Just how serious are the injuries beloved retired Red Sox slugger David Ortiz (Hon.’17) sustained after being shot in the back at a nightclub in the Dominican Republic?
Tejal Brahmbhatt, a surgeon on the Boston Medical Center (BMC) Level 1 Trauma team that “takes care of the most penetrating injuries” in Boston (about 80 percent of the city’s bullet and knife injuries), has seen plenty of traumatic injuries to the abdominal area over the course of his career. Based on what he’s seen firsthand in the BMC operating room, and on the news reports he’s read about the attack on Big Papi, he has a good idea of what Ortiz is dealing with, since being shot on June 9, 2019.
Brahmbhatt, who is also a Boston University School of Medicine assistant professor of surgery, hasn’t reviewed any of Ortiz’s medical information.

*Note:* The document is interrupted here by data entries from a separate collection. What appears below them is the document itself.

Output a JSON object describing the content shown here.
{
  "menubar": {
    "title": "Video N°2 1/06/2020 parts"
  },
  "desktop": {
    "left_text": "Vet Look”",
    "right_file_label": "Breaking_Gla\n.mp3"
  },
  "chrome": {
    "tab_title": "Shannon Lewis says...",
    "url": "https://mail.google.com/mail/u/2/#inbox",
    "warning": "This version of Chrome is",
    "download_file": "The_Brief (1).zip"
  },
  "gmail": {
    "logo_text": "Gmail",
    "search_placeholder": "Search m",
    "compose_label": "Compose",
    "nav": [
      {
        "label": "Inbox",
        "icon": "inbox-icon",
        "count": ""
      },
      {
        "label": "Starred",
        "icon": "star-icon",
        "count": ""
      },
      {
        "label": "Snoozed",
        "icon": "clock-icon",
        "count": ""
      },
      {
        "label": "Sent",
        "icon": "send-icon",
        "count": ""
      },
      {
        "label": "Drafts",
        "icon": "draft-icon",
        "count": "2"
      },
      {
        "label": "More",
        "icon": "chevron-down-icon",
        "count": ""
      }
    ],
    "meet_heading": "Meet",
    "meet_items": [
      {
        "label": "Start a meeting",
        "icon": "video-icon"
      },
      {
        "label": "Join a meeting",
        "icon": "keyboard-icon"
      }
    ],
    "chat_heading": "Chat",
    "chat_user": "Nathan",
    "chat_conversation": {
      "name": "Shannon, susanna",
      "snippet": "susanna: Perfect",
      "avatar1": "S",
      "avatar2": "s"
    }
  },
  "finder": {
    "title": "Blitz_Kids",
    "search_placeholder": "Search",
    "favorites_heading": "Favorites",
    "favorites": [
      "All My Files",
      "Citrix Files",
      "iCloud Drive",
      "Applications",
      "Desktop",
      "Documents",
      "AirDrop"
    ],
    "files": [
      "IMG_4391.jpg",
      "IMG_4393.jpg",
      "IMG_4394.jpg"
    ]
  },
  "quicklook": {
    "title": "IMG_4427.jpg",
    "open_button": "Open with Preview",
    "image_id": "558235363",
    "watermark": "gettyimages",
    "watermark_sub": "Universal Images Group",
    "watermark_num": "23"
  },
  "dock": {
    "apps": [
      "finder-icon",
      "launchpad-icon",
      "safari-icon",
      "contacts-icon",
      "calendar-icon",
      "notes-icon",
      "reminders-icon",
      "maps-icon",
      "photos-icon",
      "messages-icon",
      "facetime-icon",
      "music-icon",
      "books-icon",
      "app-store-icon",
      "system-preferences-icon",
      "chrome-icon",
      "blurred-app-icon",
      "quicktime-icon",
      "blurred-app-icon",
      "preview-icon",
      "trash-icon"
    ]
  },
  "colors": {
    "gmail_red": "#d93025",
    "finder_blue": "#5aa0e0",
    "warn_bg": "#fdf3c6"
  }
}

But it’s been reported that Big Papi’s gallbladder, liver, and large intestine were injured by the bullet, so Brahmbhatt says Ortiz was struck in the upper right abdomen. “There’s a lot of very dangerous stuff in that area,” he says. “The pancreas [is nearby], and the largest blood vessel goes behind the liver in that area of the abdomen.”
That blood vessel, called the inferior vena cava, carries blood into the heart. “He’s really lucky,” says Brahmbhatt. “If [the bullet had] hit the inferior vena cava, it could have been life ending.”
Brahmbhatt, who says BMC can see multiple gunshot wounds each week, is also part of the newly formed Boston Trauma Institute, which launched in late 2018. Headed by Peter Burke, chief of BMC trauma surgery and a BU School of Medicine professor of surgery, the institute will work with other BMC departments-including emergency medicine, neurology, pediatrics, and orthopedics-to study the factors that lead to trauma and ways to prevent it.
After he was transported to a local hospital in the Dominican Republic, surgeons reportedly made repairs to Ortiz’s liver. They also removed his gall bladder as well as a damaged section of his colon, repairing the severed intestine by surgically connecting the separated pieces. “The right thing was done; it’s now standard of care to reconnect segments of the colon in most cases of penetrating trauma,” Brahmbhatt says. That’s good news for Ortiz, who would have undergone an entirely different procedure had he received the same injury years ago.
“In the old days, everybody would get a colostomy, which is having the colon attached to a hole in the belly wall, with an external bag to collect stool. Then, the colostomy could be reversed in the future. [Ortiz] is fortunate that the appropriate management was done,” Brahmbhatt says, so that he could avoid a colostomy.
Promisingly, Ortiz has made it through the first challenge for someone who has been shot or sustained any penetrating injury to the abdomen.
“Typically people die on the scene or within the first hour,” Brahmbhatt says. Known by first responders as the “golden hour,” it’s the period of time that can determine whether someone will live or die based on how quickly they can get to a hospital. But that doesn’t mean they’re in the clear.
Despite the fact that Ortiz is reportedly taking his first steps out of bed, over the course of the next several weeks, infections can arise that would put him back in danger.
In Ortiz’s case, the risk is that fluids from the repaired colon or other injured organs can leak in the abdominal cavity after surgery. Brahmbhatt says doctors at Massachusetts General Hospital, where Ortiz was transferred for care, will likely be checking his blood to look for signs of an immune response to infection, as well as monitoring to see if he can tolerate food and have normal bowel movements.
“It’s usually the extremely healthy people who have the best recovery,” and Ortiz is “a fairly athletic person, obviously,” Brahmbhatt says.
Although Brahmbhatt isn’t familiar with the clinic in the Dominican Republic that treated Ortiz, in general, he says that “people who go to a [trauma center] that sees a high volume of gunshot injuries are the ones who have better outcomes.”
Seeing a certain volume of patients is actually one of the criteria that determines the rating of trauma centers in the United States. BMC, which he says, “sees an incredibly high volume of gunshot wounds due to geographic location, near areas of interpersonal violence that happen south of Boston,” has the highest-possible rating as a Level 1 center.
Although the Boston Trauma Institute is in its earliest stages, it’s already getting off the ground with initial funding, says Jennifer Tseng, BU School of Medicine professor and chair of the department of surgery and surgeon-in-chief at BMC. “We are starting with seed grants and will be actively recruiting research faculty,” she says.
Their ultimate goal? Tseng says it’s “to find common ground in the prevention and treatment of violence and injury.”
Tseng adds that-like many Bostonians who were present during the Boston Marathon bombings-members of the Boston Trauma Institute were personally inspired by Ortiz’s message after the bombings that this is “our city!” (Ortiz, famously, added some flair to his proclamation.)
“I recall seeing Ortiz out and about, at restaurants like Blue Ginger, interacting with fans,” Tseng says. He’s “a regular guy, a good guy…I pray and believe he’s going to come back from all this stronger than he ever was.”